* [What you have to do]: Filter the entries for lines with the word "Dhaka".

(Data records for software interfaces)
:::
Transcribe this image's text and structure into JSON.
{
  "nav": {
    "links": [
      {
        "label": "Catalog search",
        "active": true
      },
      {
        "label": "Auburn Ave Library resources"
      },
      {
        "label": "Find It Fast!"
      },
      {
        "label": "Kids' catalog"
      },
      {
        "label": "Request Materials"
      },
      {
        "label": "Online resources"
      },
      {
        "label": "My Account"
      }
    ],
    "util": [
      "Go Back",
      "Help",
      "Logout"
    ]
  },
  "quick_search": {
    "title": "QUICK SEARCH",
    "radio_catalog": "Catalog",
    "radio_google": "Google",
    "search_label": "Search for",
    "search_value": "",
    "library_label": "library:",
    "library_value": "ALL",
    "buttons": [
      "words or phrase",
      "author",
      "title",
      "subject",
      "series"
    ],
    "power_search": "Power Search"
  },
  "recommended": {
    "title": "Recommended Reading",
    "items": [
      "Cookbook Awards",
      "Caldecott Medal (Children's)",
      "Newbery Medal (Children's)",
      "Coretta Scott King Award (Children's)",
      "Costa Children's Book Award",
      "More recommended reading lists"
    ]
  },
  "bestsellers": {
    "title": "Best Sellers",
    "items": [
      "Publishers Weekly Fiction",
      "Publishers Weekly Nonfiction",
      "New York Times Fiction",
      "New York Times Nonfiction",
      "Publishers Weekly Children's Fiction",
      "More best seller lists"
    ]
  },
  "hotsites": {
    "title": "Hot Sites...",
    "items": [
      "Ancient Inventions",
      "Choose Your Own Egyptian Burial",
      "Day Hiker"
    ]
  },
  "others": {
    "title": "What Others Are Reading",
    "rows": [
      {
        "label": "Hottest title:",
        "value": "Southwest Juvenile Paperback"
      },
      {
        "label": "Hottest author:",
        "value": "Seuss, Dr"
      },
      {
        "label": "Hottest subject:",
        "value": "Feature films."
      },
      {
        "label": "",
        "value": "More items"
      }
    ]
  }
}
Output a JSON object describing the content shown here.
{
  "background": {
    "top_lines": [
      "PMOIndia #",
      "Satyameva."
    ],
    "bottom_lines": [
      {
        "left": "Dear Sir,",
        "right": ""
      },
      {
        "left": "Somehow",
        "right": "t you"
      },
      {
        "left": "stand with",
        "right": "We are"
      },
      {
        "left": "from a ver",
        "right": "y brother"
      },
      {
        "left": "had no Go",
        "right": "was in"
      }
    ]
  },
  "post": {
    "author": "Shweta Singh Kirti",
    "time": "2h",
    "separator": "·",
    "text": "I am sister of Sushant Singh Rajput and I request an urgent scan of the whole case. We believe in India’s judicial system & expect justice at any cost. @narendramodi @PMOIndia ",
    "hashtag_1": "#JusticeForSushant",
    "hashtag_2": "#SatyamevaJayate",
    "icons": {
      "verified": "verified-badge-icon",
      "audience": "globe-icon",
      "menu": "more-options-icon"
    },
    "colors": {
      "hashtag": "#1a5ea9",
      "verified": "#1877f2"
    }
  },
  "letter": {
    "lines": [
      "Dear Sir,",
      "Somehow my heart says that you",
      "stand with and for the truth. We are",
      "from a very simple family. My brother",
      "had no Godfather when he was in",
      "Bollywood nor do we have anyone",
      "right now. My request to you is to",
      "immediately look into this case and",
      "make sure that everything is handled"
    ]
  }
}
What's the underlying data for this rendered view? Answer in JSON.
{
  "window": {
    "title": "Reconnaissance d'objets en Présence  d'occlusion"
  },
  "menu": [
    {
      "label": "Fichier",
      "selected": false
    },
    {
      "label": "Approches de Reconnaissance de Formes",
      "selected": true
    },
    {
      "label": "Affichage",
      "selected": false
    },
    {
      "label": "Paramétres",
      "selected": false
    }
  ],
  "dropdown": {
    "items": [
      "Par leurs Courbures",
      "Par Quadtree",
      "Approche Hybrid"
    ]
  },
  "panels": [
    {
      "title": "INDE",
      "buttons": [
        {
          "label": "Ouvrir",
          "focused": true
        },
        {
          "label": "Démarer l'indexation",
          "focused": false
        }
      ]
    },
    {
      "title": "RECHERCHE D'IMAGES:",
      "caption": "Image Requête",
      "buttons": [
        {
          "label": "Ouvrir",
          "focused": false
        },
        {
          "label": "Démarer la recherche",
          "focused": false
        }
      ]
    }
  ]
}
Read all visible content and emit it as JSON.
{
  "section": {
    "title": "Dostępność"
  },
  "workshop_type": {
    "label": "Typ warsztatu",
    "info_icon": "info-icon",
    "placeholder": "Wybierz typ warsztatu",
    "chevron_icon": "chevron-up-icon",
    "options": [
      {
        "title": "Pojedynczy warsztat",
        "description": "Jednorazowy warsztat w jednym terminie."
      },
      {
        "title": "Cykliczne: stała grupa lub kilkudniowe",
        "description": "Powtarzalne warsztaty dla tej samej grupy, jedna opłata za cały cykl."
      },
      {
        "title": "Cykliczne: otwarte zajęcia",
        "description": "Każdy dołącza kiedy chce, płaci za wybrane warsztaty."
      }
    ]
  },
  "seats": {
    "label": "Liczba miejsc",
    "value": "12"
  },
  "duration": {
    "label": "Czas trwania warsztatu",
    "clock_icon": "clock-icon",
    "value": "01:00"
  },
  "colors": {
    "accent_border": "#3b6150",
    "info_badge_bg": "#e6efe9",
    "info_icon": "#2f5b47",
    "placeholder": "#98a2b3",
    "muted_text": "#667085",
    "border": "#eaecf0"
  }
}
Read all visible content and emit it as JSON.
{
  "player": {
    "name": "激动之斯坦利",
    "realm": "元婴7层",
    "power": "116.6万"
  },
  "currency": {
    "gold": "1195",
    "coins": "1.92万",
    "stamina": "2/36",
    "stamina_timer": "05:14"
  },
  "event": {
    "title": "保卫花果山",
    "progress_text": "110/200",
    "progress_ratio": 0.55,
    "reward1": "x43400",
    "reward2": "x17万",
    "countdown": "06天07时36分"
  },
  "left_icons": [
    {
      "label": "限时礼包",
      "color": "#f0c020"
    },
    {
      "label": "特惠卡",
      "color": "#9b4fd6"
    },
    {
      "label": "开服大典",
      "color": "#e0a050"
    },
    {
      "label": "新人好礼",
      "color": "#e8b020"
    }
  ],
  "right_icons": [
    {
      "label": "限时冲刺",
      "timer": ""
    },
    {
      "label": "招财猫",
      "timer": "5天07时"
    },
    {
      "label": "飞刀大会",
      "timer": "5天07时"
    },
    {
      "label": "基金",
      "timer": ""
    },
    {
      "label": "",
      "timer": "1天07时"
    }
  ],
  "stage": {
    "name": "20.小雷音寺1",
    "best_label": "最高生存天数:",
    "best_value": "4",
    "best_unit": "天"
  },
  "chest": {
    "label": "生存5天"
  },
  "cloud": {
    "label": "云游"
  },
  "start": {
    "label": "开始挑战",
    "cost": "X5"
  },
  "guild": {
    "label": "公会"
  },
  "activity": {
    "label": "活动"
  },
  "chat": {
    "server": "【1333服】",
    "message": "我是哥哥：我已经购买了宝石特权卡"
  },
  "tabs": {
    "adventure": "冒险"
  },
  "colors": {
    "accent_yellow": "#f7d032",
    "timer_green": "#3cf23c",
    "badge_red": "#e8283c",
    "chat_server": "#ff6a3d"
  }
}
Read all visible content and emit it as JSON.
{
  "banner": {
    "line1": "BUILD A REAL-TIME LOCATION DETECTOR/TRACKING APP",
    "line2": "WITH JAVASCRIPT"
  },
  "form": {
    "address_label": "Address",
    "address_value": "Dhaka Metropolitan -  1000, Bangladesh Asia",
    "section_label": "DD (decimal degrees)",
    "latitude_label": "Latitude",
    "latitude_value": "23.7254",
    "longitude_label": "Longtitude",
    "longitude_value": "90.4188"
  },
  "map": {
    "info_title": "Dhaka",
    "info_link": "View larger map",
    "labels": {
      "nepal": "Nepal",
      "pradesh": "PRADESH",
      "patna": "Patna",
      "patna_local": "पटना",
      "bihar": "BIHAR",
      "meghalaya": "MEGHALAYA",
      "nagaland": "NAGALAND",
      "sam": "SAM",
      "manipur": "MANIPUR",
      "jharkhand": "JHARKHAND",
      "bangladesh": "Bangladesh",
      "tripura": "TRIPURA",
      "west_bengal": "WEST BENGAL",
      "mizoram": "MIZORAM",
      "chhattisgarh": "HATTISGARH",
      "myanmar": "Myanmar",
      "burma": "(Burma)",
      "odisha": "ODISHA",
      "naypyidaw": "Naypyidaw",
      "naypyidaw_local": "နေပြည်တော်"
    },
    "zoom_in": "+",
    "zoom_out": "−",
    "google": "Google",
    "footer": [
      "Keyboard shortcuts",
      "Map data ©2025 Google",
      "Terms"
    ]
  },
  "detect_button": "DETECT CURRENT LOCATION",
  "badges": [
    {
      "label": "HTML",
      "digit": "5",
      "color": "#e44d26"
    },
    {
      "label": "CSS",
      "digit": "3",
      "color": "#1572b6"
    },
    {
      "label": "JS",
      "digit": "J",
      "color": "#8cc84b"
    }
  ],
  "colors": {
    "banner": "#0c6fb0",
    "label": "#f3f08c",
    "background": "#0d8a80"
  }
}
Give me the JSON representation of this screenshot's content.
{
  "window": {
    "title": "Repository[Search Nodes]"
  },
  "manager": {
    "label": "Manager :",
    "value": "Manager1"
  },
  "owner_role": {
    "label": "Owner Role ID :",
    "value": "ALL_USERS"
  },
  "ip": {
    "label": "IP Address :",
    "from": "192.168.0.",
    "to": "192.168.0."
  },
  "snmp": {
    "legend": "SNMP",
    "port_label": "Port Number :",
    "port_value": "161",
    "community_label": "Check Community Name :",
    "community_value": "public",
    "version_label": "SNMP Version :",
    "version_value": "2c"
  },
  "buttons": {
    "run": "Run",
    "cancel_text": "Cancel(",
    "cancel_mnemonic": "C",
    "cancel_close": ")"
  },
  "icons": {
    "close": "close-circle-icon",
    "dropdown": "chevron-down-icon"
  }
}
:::
* [Written solution]:
    "address_value": "Dhaka Metropolitan -  1000, Bangladesh Asia",
    "info_title": "Dhaka",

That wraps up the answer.